Animals are often said to be extremely sensitive to changes in the weather.
Last week, Ms Valerie Goh found that to be true when her eight-year-old dog, Buddy, began displaying some odd symptoms.
The pet's eyes "got really sore and red" before the Pollutant Standards Index (PSI) hit the unhealthy range, said the 23-year-old National University of Singapore law student.
Last Friday, when the PSI hit record levels, the dog "couldn't open its eyes and they produced a lot of discharge", she said.
She consulted a vet, and was surprised to learn that this "was a normal reaction to the haze for dogs", said Ms Goh.
Dr Denise Poh, a veterinarian from the Mount Pleasant Animal Medical Centre, has seen more pets being brought in for care, with symptoms like eye irritation and runny noses.
Dr Poh said: "The haze contains particles that will irritate the eyes and respiratory systems of animals. Animals with pre-existing medical conditions would also be more prone to these effects."
She added that brachycephalic (short-headed) breeds - such as bulldogs and pugs - would be more susceptible to the effects of the haze.
According to Dr Daphne Ang, smaller animals - such as hamsters and guinea pigs - are also susceptible, as their "lung capacity is much smaller".
Dr Ang, a veterinarian at Vet Practice, said that putting an air purifier near your pets might help.
However, putting a mask on the animal is unlikely to work, as "the pet would most probably paw it off", said Dr Ang.
Dr Poh added that it would be hard to say if there are any long-term detrimental effects of the haze on pets, as there haven't been many studies done.
A check with Wildlife Reserves Singapore - which runs the Singapore Zoo - revealed that its attractions are "not facing any pressing health issues with the animals" as a result of the haze.
A spokesman said: "The zookeepers and vets at Wildlife Reserves Singapore will continue to monitor the health and behaviour of the animals and carry out prompt action when necessary."
Mount Pleasant Animal Medical Centre advises pet owners to keep their animals indoors when possible, and to turn on the air-conditioner or fan.
If walks are necessary, do so within the house. Wipe down the face, body and paws of the animal thoroughly with a damp cloth after walks.
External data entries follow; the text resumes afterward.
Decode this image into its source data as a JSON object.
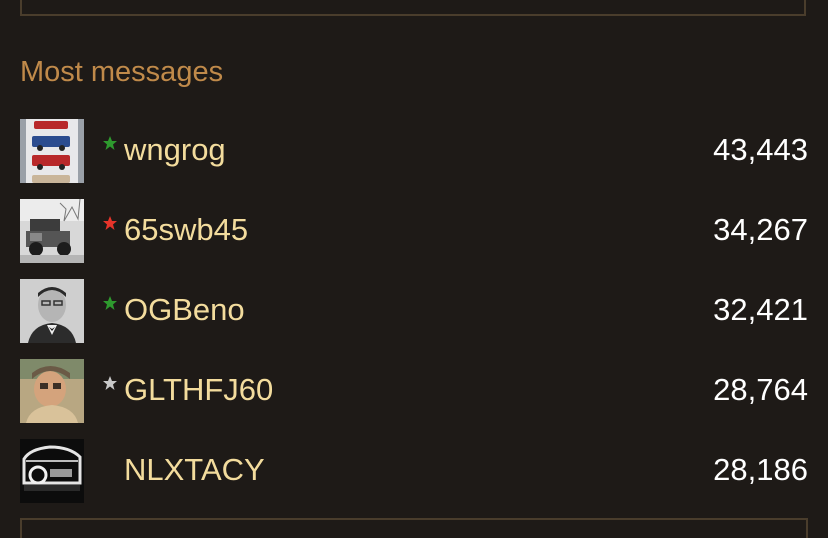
{
  "section": {
    "title": "Most messages"
  },
  "users": [
    {
      "name": "wngrog",
      "count": "43,443",
      "star": "green",
      "avatar": "trucks-avatar"
    },
    {
      "name": "65swb45",
      "count": "34,267",
      "star": "red",
      "avatar": "landcruiser-avatar"
    },
    {
      "name": "OGBeno",
      "count": "32,421",
      "star": "green",
      "avatar": "portrait-avatar"
    },
    {
      "name": "GLTHFJ60",
      "count": "28,764",
      "star": "silver",
      "avatar": "face-avatar"
    },
    {
      "name": "NLXTACY",
      "count": "28,186",
      "star": "none",
      "avatar": "dark-truck-avatar"
    }
  ],
  "colors": {
    "background": "#1e1a17",
    "title": "#c08a4a",
    "username": "#f3dc9d",
    "count": "#ffffff",
    "star_green": "#2e9a2e",
    "star_red": "#e8342a",
    "star_silver": "#c8c8c8",
    "border": "#4a3d2c"
  }
}
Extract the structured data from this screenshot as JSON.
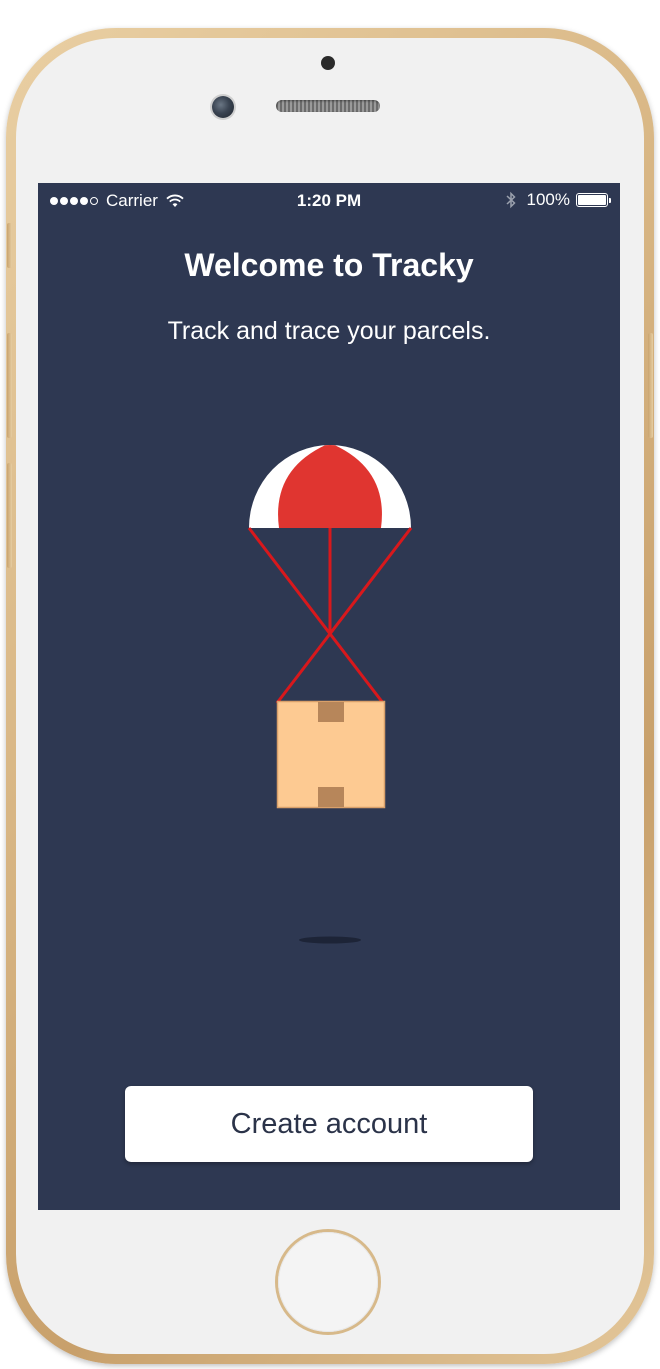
{
  "status_bar": {
    "carrier": "Carrier",
    "time": "1:20 PM",
    "battery_percent": "100%",
    "signal_bars_filled": 4,
    "signal_bars_total": 5
  },
  "welcome": {
    "title": "Welcome to Tracky",
    "subtitle": "Track and trace your parcels."
  },
  "illustration": {
    "icons": [
      "parachute-icon",
      "parcel-box-icon",
      "shadow"
    ],
    "colors": {
      "background": "#2e3852",
      "canopy_red": "#e03530",
      "canopy_white": "#ffffff",
      "lines": "#d8181c",
      "box": "#fdca92",
      "box_tape": "#b7865a"
    }
  },
  "actions": {
    "create_account_label": "Create account"
  },
  "device": {
    "frame_color": "#d8b684",
    "face_color": "#f1f1f1"
  }
}
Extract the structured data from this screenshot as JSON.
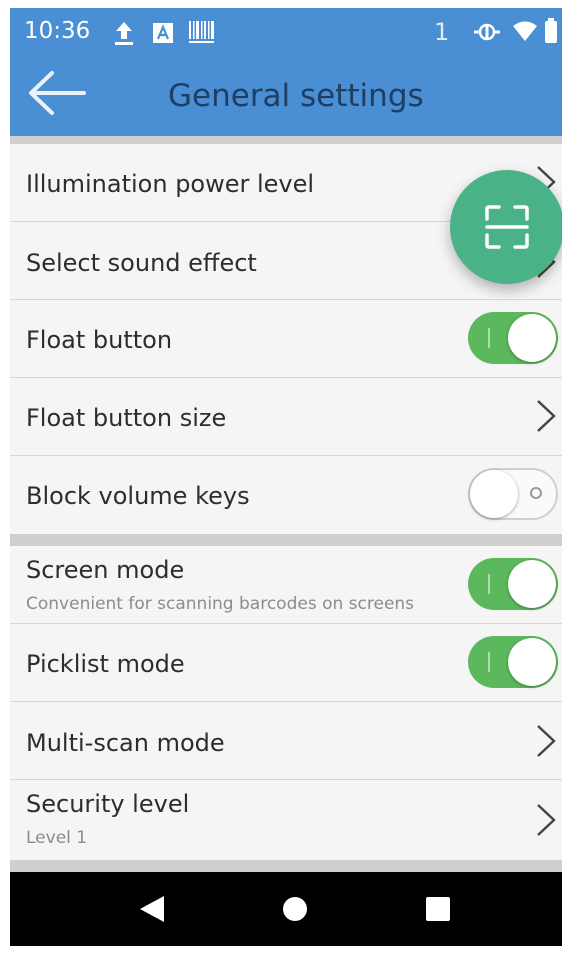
{
  "status_bar": {
    "time": "10:36",
    "notification_count": "1",
    "icons": [
      "upload-icon",
      "a-box-icon",
      "barcode-icon",
      "data-saver-icon",
      "wifi-icon",
      "battery-icon"
    ]
  },
  "toolbar": {
    "title": "General settings",
    "back_icon": "arrow-left-icon"
  },
  "settings": {
    "illumination": {
      "label": "Illumination power level"
    },
    "sound": {
      "label": "Select sound effect"
    },
    "float_button": {
      "label": "Float button",
      "enabled": true
    },
    "float_button_size": {
      "label": "Float button size"
    },
    "block_volume": {
      "label": "Block volume keys",
      "enabled": false
    },
    "screen_mode": {
      "label": "Screen mode",
      "sub": "Convenient for scanning barcodes on screens",
      "enabled": true
    },
    "picklist": {
      "label": "Picklist mode",
      "enabled": true
    },
    "multiscan": {
      "label": "Multi-scan mode"
    },
    "security": {
      "label": "Security level",
      "sub": "Level 1"
    }
  },
  "floating_scan_button": {
    "icon": "scan-frame-icon"
  },
  "nav_bar": {
    "icons": [
      "back-triangle-icon",
      "home-circle-icon",
      "recents-square-icon"
    ]
  },
  "colors": {
    "app_bar": "#4a8fd3",
    "toggle_on": "#5cb85c",
    "fab": "#49b286"
  }
}
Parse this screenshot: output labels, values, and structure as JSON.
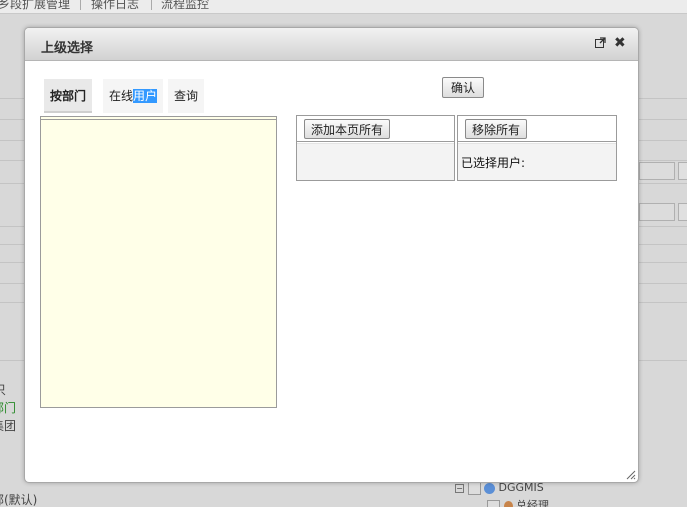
{
  "background": {
    "top_menu": [
      "乡段扩展管理",
      "操作日志",
      "流程监控"
    ],
    "left_texts": [
      "只",
      "部门",
      "集团",
      "部(默认)"
    ],
    "tree_text": "DGGMIS",
    "tree_sub": "总经理"
  },
  "dialog": {
    "title": "上级选择",
    "icons": {
      "popout": "popout-icon",
      "close": "close-icon"
    },
    "tabs": [
      {
        "label": "按部门",
        "active": true
      },
      {
        "label_plain": "在线",
        "label_highlight": "用户",
        "active": false
      },
      {
        "label": "查询",
        "active": false
      }
    ],
    "confirm_label": "确认",
    "add_all_label": "添加本页所有",
    "remove_all_label": "移除所有",
    "selected_users_label": "已选择用户:"
  },
  "colors": {
    "highlight": "#3399ff",
    "tree_panel_bg": "#ffffe8"
  }
}
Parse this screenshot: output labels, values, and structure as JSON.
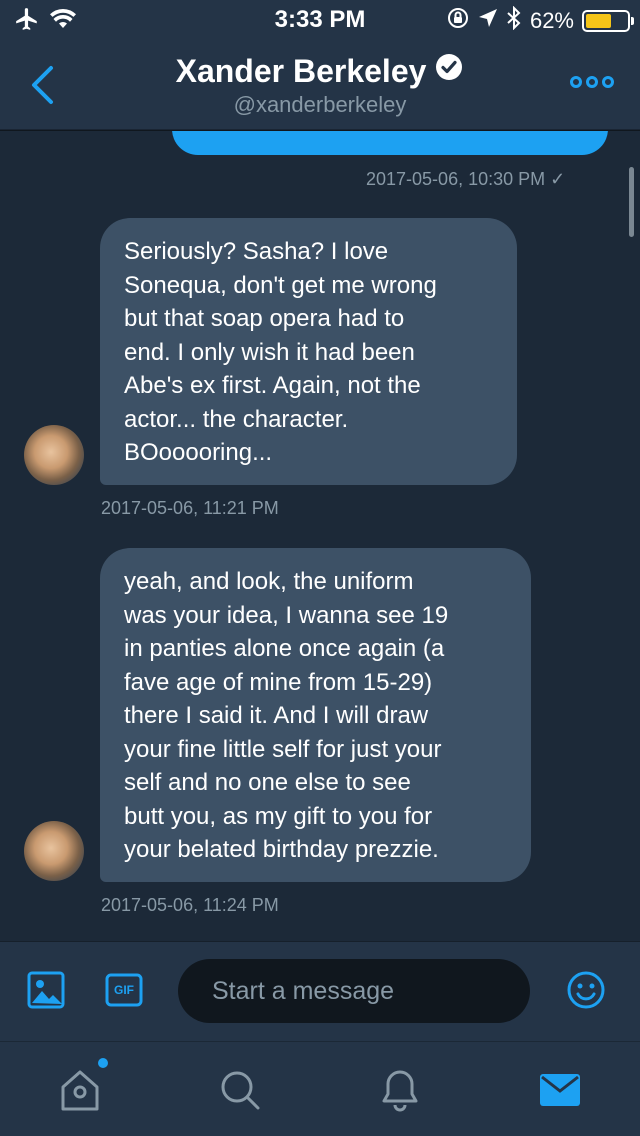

Use eye drops two to three times daily to flush away possible eye irritants. Also monitor the pet for redness of the eyes, abnormal eye discharge, and excessive sneezing or coughing. If conditions persist, take the animal to a vet.